- Your task -
As you look over the data below, please find each line where the word "campos" appears, then copy it.

::::::

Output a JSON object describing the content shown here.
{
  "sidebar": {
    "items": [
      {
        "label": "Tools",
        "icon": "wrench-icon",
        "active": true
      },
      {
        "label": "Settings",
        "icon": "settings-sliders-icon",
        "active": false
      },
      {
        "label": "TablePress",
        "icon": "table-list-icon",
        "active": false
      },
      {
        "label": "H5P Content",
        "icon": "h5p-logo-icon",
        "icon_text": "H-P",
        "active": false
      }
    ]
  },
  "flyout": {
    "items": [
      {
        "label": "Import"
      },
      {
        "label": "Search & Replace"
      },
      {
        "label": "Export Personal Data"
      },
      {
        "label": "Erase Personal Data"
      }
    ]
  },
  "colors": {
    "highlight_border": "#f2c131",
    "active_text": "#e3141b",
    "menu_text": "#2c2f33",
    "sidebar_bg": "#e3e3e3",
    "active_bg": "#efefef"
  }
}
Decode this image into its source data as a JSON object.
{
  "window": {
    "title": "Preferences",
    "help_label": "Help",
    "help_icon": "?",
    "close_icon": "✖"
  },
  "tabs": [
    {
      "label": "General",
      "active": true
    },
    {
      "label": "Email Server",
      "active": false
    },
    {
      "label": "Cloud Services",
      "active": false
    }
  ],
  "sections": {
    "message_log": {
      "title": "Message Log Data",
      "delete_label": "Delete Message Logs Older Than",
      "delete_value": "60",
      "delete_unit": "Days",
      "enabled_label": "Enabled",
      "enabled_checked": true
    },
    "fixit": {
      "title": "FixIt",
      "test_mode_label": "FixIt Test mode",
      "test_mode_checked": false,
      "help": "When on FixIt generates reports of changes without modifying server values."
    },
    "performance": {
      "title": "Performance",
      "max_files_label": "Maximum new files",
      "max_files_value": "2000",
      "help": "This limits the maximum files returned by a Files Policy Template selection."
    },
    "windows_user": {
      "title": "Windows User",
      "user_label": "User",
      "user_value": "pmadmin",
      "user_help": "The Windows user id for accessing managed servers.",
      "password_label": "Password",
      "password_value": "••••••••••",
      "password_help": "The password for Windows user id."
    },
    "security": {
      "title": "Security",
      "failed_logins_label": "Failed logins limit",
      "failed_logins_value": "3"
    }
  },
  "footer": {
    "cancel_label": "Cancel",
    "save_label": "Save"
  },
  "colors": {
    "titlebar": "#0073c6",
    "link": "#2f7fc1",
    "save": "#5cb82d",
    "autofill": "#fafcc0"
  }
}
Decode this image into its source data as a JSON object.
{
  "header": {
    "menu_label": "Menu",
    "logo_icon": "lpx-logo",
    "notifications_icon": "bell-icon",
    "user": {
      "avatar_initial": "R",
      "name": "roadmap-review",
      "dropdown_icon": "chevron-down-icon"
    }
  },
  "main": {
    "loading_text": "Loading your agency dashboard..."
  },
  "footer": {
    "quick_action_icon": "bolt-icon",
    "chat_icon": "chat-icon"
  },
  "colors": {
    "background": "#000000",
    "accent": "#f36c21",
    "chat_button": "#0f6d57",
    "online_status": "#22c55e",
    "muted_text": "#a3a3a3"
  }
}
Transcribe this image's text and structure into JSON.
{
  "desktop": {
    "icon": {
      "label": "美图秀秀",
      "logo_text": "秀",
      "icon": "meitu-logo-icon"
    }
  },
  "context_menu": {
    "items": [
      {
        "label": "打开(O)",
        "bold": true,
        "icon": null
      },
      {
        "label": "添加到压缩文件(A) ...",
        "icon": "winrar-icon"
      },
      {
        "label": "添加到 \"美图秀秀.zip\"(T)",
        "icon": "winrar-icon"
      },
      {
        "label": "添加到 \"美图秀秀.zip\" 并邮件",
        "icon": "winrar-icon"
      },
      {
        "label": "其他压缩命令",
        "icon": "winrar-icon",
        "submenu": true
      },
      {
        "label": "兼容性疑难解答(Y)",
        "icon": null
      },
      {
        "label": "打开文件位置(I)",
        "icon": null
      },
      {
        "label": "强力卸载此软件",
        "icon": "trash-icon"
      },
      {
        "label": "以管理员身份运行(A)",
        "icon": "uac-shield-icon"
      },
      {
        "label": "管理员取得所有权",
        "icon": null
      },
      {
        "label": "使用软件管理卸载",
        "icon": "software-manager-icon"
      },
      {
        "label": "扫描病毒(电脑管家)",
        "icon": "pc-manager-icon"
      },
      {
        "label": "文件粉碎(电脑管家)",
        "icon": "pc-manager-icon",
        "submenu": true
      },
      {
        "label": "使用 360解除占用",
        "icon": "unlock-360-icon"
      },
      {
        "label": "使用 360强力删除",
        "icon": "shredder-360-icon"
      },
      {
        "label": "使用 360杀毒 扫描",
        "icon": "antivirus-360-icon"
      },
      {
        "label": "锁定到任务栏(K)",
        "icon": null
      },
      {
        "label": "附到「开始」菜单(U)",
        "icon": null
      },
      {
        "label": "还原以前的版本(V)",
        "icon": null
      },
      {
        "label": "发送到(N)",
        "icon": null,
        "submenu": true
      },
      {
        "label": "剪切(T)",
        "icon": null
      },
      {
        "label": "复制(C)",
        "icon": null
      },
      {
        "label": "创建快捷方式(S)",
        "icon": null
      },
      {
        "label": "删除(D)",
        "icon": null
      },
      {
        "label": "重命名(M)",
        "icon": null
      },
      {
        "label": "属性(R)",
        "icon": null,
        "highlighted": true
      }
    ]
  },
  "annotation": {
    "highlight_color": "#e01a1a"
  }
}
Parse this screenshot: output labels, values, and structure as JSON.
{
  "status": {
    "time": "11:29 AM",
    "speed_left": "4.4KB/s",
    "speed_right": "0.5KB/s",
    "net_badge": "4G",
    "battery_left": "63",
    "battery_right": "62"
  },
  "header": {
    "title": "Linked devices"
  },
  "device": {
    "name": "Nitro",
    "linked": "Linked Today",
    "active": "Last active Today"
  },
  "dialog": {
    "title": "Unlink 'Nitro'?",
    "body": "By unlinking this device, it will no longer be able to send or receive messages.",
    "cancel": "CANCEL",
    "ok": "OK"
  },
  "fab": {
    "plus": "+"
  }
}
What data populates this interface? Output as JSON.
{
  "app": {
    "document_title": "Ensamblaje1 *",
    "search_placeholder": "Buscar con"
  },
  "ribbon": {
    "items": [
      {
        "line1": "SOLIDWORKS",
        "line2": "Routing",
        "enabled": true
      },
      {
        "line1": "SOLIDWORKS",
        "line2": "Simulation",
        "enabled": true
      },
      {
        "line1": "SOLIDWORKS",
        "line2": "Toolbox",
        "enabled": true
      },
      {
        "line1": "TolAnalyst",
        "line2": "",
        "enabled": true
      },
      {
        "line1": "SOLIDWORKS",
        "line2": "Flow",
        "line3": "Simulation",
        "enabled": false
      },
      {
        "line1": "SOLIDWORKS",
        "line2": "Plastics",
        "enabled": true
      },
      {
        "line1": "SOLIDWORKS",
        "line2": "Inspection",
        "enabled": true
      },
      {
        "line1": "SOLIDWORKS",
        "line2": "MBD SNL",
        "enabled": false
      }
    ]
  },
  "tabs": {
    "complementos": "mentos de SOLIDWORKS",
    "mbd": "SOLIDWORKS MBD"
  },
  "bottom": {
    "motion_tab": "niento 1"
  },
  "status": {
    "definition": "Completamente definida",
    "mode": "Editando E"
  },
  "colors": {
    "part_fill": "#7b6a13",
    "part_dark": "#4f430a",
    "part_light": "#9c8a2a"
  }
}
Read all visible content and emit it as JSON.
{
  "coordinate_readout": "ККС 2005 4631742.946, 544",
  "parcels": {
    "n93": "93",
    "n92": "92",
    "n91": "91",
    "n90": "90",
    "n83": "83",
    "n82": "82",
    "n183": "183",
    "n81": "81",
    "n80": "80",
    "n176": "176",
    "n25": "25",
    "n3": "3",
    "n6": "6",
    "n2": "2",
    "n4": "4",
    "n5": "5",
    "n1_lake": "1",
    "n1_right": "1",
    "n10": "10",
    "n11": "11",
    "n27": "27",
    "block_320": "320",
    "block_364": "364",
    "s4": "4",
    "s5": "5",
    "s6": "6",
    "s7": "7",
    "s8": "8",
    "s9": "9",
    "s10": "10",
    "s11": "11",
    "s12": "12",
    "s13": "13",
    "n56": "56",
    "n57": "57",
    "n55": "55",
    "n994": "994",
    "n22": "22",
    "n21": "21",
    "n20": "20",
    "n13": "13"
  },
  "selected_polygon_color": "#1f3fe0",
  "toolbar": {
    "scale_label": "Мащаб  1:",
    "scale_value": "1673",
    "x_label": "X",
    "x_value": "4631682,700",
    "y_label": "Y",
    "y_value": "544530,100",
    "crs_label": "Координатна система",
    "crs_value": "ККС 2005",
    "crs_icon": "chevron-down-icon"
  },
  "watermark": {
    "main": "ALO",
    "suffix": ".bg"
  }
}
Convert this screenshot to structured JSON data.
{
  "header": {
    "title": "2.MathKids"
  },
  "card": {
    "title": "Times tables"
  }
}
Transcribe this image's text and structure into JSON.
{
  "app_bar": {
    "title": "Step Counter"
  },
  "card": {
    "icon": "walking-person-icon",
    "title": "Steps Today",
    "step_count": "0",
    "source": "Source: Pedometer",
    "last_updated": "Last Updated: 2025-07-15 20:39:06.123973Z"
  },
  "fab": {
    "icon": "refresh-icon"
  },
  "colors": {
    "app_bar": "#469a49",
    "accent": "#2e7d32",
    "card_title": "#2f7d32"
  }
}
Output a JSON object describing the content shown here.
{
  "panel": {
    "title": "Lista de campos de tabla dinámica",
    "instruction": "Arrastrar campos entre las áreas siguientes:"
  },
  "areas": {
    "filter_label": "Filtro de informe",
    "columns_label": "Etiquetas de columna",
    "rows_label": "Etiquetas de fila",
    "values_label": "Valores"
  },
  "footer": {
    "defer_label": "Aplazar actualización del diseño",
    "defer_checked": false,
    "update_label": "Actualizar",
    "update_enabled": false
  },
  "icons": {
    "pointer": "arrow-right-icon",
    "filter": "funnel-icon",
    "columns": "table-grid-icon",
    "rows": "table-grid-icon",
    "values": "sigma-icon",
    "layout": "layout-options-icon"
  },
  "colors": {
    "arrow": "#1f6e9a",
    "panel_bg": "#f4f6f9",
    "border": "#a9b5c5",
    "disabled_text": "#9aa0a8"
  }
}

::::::

- Task result -
    "title": "Lista de campos de tabla dinámica",
    "instruction": "Arrastrar campos entre las áreas siguientes:"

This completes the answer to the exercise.